In today’s rapidly evolving healthcare landscape, the implementation of Clinical Information Systems (CIS) has become a priority for healthcare organizations. These systems, which leverage technology to manage patient information, offer numerous benefits such as improved patient care, enhanced data management, and increased efficiency. However, the journey towards implementing CIS is not without its challenges. Let’s explore some of the key obstacles that healthcare organizations face.

Data Security and Privacy Concerns

As healthcare organizations transition to CIS, ensuring the security and privacy of patient data becomes a critical challenge. Protecting patient confidentiality and complying with regulations, such as the Health Insurance Portability and Accountability Act (HIPAA), requires robust security measures and ongoing monitoring. Organizations must invest in state-of-the-art encryption technologies, access controls, and secure network infrastructure to safeguard sensitive patient information from unauthorized access or breaches.

Furthermore, healthcare organizations must implement comprehensive data privacy policies and procedures to ensure that patient data is only accessed by authorized personnel for legitimate purposes. Regular audits and assessments are necessary to identify any vulnerabilities in the system and address them promptly. The responsibility of maintaining data security and privacy extends not only to the healthcare organization itself but also to any third-party vendors or partners involved in the CIS implementation.

Integration with Existing Systems

Integrating CIS with existing systems, such as laboratory information management systems and radiology systems, poses technical challenges. Each system may have its own unique data formats, standards, and protocols, making seamless integration a complex task. Ensuring compatibility, data exchange, and seamless workflows between different systems require careful planning and coordination.

Healthcare organizations must conduct a thorough assessment of their existing systems and identify any gaps or limitations that may hinder the integration process. They may need to invest in middleware solutions or develop custom interfaces to facilitate data exchange between different systems. It is crucial to involve all stakeholders, including IT teams, clinical staff, and system vendors, in the integration process to ensure smooth collaboration and minimize disruption to daily operations.

Training and Adaptation Challenges
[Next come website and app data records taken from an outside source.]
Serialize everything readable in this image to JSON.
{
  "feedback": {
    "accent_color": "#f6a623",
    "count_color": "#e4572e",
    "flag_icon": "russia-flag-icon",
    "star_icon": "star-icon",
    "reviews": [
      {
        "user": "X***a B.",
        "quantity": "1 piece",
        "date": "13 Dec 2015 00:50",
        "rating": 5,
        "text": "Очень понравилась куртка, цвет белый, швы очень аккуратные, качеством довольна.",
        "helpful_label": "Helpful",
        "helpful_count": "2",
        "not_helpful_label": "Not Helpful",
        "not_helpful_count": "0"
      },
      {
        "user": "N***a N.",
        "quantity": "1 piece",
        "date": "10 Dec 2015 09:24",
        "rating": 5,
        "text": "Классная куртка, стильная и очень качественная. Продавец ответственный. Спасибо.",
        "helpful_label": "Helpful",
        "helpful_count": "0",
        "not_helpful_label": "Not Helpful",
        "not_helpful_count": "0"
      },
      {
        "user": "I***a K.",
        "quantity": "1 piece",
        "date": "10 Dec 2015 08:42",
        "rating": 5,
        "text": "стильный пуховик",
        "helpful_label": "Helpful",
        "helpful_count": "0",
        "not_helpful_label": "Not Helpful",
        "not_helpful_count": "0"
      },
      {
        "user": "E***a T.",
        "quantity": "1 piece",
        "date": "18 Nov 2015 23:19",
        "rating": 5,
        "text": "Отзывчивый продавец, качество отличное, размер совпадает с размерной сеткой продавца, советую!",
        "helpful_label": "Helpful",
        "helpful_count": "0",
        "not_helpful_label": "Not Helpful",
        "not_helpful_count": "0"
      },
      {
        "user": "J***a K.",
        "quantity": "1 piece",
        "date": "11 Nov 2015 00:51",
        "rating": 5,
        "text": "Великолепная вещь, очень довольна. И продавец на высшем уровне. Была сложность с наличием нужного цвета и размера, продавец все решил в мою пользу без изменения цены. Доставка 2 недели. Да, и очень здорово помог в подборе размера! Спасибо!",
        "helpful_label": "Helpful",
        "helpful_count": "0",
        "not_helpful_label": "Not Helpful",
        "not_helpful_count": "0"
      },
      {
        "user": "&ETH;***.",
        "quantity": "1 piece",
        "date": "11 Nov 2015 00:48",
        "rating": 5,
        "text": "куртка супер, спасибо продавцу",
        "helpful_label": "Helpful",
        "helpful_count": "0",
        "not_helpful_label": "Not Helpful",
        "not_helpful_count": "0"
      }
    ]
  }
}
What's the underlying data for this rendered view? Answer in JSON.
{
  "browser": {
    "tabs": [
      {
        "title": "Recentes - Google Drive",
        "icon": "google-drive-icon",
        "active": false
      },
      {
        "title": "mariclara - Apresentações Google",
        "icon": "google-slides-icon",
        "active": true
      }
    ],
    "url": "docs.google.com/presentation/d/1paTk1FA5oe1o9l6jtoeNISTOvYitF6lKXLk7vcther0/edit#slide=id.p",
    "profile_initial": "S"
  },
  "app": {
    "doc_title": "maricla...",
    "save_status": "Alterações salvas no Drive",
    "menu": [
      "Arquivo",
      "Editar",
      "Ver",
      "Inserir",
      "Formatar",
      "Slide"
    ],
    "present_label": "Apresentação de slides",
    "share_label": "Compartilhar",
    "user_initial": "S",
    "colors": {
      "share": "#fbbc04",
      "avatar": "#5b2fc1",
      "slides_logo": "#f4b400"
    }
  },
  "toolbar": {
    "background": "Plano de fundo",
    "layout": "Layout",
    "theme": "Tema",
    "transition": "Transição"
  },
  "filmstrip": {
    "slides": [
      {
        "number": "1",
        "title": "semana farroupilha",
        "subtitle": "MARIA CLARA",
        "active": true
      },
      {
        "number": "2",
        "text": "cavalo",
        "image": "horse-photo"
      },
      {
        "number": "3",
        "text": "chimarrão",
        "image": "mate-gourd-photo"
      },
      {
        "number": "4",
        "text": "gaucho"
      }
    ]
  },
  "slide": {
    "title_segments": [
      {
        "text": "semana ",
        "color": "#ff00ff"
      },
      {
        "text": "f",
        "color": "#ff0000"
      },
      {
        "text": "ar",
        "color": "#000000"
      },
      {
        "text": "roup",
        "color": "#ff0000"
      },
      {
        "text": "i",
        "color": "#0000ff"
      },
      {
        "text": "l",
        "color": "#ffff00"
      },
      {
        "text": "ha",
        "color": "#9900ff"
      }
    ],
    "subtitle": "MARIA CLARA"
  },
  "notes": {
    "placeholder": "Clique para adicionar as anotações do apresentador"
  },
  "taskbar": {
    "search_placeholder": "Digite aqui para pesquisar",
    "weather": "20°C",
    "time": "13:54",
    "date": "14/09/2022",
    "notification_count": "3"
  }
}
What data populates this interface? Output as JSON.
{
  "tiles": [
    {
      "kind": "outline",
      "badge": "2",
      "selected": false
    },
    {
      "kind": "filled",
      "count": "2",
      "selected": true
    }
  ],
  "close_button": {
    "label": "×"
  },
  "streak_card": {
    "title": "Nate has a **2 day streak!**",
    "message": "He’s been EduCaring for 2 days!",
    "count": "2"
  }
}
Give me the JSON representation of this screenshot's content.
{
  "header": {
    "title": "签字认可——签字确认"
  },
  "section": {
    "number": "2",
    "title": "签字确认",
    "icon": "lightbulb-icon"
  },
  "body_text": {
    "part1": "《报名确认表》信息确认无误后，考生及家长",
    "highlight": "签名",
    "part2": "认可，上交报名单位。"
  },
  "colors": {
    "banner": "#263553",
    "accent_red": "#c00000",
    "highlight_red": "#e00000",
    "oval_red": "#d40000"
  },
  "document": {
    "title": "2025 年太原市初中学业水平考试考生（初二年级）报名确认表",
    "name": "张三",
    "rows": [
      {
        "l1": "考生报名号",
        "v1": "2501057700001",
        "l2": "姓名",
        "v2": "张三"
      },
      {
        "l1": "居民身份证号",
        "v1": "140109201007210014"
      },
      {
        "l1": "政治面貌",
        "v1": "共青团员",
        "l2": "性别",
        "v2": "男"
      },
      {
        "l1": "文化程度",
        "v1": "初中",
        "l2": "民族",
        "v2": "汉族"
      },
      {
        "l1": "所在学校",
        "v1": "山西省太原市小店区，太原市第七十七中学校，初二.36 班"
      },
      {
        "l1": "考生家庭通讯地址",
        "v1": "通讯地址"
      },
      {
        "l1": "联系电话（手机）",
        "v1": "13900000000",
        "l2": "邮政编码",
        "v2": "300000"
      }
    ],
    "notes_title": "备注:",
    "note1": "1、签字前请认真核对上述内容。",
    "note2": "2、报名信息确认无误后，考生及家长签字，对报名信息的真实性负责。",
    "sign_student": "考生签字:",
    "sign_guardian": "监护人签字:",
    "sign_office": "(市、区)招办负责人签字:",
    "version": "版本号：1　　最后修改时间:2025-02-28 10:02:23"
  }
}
Adapting to CIS requires healthcare professionals to develop new skills and change their workflow processes. Training staff on how to effectively use CIS and ensuring their competence with the new technology can be time-consuming and challenging, but vital for successful implementation. Healthcare organizations must invest in comprehensive training programs that cover not only the technical aspects of using CIS but also the implications for patient care and documentation.

Furthermore, healthcare professionals may face resistance or reluctance to change, as they may be accustomed to traditional paper-based systems or outdated electronic health record (EHR) platforms. It is essential to address any concerns or fears that arise during the transition and provide ongoing support to ensure a smooth adaptation to the new CIS. Regular feedback sessions, user forums, and continuous education opportunities can help healthcare professionals embrace the benefits of CIS and become champions of the technology within their organizations.

In conclusion, while Clinical Information Systems offer numerous benefits to healthcare organizations, their implementation comes with its fair share of challenges. Data security and privacy concerns, integration with existing systems, and training and adaptation challenges are just a few of the obstacles that organizations must navigate. However, with careful planning, collaboration, and ongoing support, these challenges can be overcome, paving the way for a more efficient and connected healthcare system.